Based on my current outlook and my assessment of the risks to the outlook, I believe it will be appropriate this year to move the target range of the fed funds rate up to its longer-run level, which I estimate to be about 2.5 percent, and to follow with further rate increases next year. My path is somewhat steeper than the median path in the March Summary of Economic Projections of FOMC participants, which also has the funds rate moving above its longer-run level next year.
Of course, the ultimate pace at which monetary policy accommodation is removed will need to be data driven and forward looking. Given the underlying strength in the economy and the current very low level of the funds rate, I find it appealing to front-load some of the needed increases earlier rather than later in the process because it puts policy in a better position to adjust if the economy evolves differently than expected. If by the middle of the year, inflation is not beginning to moderate, we could speed up our rate increases. But if inflation is moving down faster than expected, we could slow the pace of rate increases in the second half of the year compared to the first half. The implications of the unfolding situation in Ukraine for the medium-run economic outlook in the U.S. will also be a consideration in determining the appropriate timing and pace of our monetary policy actions.
As we have seen over the past two years, the economy can evolve differently than expected. The pandemic is not behind us yet, and unfolding geopolitical events could affect the U.S. economy.

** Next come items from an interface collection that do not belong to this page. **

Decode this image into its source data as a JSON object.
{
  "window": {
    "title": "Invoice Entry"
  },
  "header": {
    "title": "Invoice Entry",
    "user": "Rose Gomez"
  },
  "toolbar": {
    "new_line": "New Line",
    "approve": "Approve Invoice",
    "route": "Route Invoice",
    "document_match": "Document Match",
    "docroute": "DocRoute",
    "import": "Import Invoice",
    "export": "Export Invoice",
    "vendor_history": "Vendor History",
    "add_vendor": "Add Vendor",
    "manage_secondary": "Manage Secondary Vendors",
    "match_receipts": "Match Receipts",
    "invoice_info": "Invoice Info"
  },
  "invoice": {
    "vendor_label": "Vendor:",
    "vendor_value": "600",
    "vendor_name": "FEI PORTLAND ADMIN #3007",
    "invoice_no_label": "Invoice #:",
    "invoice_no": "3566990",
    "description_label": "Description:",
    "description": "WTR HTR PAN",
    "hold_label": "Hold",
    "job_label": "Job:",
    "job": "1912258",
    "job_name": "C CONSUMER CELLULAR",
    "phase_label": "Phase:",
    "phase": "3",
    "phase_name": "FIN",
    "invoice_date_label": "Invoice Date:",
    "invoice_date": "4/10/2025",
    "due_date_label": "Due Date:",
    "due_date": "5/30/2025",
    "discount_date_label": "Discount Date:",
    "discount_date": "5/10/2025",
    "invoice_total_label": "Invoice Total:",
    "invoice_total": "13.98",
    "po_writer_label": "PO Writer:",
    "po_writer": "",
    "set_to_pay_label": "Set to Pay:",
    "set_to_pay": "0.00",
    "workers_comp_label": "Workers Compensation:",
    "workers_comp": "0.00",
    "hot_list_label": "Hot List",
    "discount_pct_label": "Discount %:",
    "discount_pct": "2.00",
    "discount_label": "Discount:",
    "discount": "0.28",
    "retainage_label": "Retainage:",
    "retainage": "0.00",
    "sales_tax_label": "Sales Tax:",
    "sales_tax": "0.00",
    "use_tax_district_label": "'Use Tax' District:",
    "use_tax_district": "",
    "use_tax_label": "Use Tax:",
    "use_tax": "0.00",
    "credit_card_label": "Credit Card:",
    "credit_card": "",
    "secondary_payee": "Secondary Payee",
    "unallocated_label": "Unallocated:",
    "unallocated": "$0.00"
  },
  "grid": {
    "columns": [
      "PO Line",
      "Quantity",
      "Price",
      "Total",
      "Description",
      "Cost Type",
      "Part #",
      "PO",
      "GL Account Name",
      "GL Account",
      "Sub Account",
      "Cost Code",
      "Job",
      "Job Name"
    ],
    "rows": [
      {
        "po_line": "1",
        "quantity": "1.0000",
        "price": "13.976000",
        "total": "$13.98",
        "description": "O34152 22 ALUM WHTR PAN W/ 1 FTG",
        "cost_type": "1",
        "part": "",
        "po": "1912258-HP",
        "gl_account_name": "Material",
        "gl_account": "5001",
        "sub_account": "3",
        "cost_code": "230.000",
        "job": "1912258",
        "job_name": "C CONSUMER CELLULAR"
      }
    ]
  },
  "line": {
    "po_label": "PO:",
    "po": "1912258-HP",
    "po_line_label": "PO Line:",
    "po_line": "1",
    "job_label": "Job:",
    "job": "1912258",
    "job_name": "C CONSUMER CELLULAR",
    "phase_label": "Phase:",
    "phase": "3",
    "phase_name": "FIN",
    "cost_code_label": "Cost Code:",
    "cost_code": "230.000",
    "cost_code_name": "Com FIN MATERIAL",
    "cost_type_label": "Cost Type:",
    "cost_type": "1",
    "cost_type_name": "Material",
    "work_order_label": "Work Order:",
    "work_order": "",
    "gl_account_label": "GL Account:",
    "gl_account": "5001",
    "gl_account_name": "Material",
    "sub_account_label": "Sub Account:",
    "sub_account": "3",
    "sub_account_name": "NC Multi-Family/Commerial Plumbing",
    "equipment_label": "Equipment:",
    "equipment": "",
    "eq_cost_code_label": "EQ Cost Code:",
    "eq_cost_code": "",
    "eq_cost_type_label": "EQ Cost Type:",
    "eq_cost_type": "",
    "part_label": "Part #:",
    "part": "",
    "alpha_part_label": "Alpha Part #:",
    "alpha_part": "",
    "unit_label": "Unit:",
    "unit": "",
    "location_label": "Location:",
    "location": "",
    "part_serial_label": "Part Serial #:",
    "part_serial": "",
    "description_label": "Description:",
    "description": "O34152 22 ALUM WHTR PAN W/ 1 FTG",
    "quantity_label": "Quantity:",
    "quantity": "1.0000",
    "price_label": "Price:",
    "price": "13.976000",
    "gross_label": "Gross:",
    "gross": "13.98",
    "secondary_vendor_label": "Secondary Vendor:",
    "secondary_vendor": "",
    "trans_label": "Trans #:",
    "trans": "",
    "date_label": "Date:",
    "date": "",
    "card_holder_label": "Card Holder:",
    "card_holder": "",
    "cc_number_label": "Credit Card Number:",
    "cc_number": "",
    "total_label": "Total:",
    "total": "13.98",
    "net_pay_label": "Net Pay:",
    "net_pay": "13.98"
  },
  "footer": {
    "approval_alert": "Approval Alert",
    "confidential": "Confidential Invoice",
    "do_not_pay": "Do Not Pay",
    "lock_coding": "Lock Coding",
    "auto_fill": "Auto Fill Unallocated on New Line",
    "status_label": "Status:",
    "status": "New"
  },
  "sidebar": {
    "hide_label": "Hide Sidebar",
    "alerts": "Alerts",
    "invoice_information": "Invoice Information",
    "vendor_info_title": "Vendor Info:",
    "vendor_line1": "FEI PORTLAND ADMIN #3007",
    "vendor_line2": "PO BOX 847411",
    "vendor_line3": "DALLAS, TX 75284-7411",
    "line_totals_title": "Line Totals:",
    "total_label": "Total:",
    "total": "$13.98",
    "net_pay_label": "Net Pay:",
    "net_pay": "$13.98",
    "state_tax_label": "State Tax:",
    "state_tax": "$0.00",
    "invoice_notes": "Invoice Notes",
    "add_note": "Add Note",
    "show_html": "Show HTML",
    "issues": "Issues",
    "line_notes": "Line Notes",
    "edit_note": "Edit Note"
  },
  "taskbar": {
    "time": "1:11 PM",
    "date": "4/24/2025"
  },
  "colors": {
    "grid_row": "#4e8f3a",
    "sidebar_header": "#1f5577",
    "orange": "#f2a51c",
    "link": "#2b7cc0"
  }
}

So as the FOMC recalibrates monetary policy to meet today’s inflation challenge, I will stay attuned to evolving economic and financial conditions and their implications for the outlook, and I will remain committed to achieving our goals of price stability and maximum employment on behalf of the public.